Together, these myriad accusations paint a broad picture that shows Armstrong had access to doctors and trainers connected with banned substances; that he used substances, namely EPO, during his early Tour victories that could not be tested for at that time; and that he was surrounded by teammates who later tested positive for banned substances (though not during their tenure on Armstrong's teams). That's a lot of smoke. Add to this the fact that cycling has a long, sad history of doping, and you can see how Armstrong, along with all riders in the professional peleton, was surrounded by a culture that at a very minimum turned a blind eye to cheating.
So what does it mean if these allegations turn out to be true? What will it mean for Armstrong and for cycling? A few thoughts:

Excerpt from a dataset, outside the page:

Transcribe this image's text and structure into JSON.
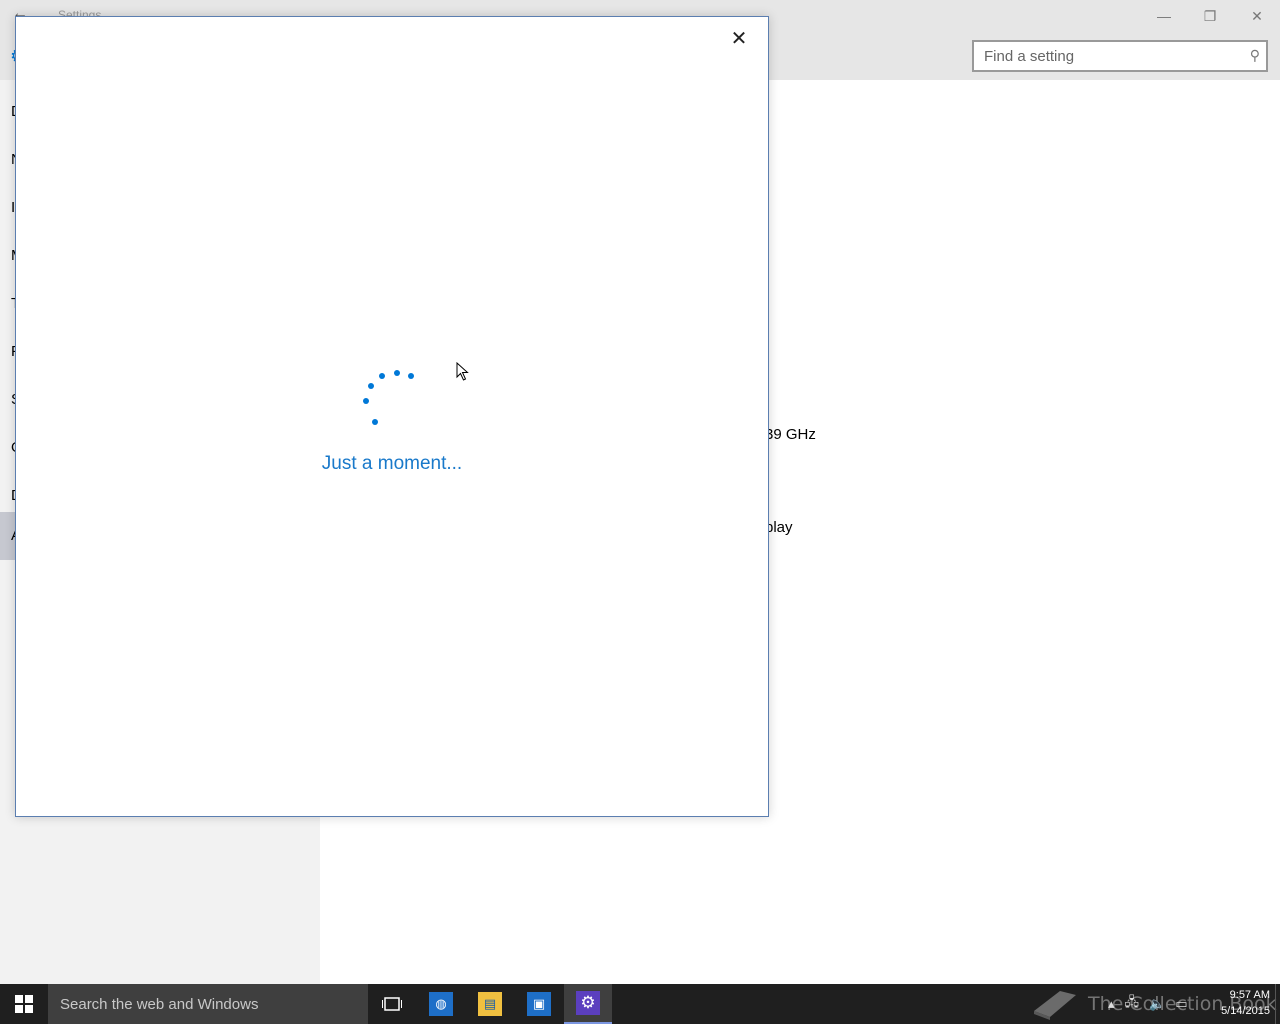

- Cycling has been dogged by one doping scandal after another since Armstrong retired. Landis was stripped of his title after the 2006 Tour; Michael Rasmussen, the leading rider of the 2007 Tour, was withdrawn while leading the race because of suspicious activity surrounding out of competition drug tests; the entire Astana Team was banned from the 2008 Tour because of systematic doping over the previous year; and just last year three-time winner Alberto Contador tested positive for a banned steroid, though this result is still in doubt and may not in fact be the result of cheating. Bjanre Riis, currently a team director, admitted to doping during his 1996 Tour victory. Back in 1998 the Tour nearly ended early because of in-race busts that revealed a doping program in the Festina team. The team was summarily disqualified from the race. Together, these events have undermined the public trust in the sport and of the athletes.
- On the contrary, the Armstrong years were free for the most part of major doping stories, particularly because of the apparently legitimacy of Armstrong's performances. If it is now revealed that Armstrong did cheat during one or more of his Tour victories, then cycling may suffer a fatal blow. Yes, a professional circuit may continue, and the grand tours will still be ridden, but public interest, sponsor support, TV and other media coverage may be greatly reduced. This would be a pity because events like the Tour de France are a wonderful sporting exhibition.

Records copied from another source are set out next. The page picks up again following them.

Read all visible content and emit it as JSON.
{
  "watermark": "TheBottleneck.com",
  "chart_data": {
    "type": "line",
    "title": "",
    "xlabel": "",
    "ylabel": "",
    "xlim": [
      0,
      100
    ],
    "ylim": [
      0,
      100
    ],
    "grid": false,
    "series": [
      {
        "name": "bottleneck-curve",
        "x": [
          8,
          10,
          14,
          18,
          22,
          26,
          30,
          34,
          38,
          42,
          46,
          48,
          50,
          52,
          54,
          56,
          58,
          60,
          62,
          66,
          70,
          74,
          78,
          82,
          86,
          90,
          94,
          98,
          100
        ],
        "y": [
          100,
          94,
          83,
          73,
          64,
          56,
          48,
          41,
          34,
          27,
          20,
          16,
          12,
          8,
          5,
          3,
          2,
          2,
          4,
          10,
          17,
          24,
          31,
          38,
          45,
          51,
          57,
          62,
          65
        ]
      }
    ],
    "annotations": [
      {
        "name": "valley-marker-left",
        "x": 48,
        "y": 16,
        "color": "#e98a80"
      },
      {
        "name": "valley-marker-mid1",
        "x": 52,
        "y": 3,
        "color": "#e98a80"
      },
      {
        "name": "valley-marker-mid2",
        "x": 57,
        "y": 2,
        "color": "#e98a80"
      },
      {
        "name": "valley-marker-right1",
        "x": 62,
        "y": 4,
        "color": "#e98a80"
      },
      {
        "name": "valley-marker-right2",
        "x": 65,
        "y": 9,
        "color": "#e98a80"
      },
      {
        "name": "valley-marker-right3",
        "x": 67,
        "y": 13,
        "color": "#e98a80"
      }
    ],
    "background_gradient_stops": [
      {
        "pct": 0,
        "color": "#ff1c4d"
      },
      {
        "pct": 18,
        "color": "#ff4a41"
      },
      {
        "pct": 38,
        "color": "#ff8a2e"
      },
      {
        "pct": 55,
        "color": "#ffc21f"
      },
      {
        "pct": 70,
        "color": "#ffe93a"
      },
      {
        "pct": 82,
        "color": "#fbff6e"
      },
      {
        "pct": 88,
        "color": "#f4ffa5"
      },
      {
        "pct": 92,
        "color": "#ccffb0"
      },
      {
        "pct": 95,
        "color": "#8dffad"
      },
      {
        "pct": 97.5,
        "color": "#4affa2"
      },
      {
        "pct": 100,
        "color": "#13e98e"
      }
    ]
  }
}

- Armstrong has earned the tremendous goodwill and support by countless millions around the world and especially in the United States. Among them are cancer patients and survivors, sporting enthusiasts, and a general public fascinated and inspired by the story of a man who successfully fought for his life, and then rose to achieve the highest glory in perhaps the world's most difficult sporting challenge. If he is disgraced, most of this support will vanish, many people will be disillusioned (or further disillusioned) and disappointed. Armstrong will suffer a vicious backlash. One can only hope that his foundation, which has done great work, will not be adversely affected.
In the end, cycling and other sports plagued by PED use can be reformed. I hope they will be. And perhaps we can understand, if not condone, the behavior of athletes that cheated out of a desire to "keep up" with others they knew were cheating; athletes who chose to participate in a culture of cheating. That noted, cheating cannot be ignored or forgiven. Sports are in some ways a microcosm of our culture. We like watching fair competition, seeing the best team or athlete win. We cannot tolerate cheating as an excuse to get ahead. If Lance Armstrong cheated to win one, two, or all of his Tours then that should be exposed, his victories taken away, and his legacy diminished. I hope it's not the case. I hope Lance Armstrong can remain a hero, but it's getting harder and harder to believe his denials.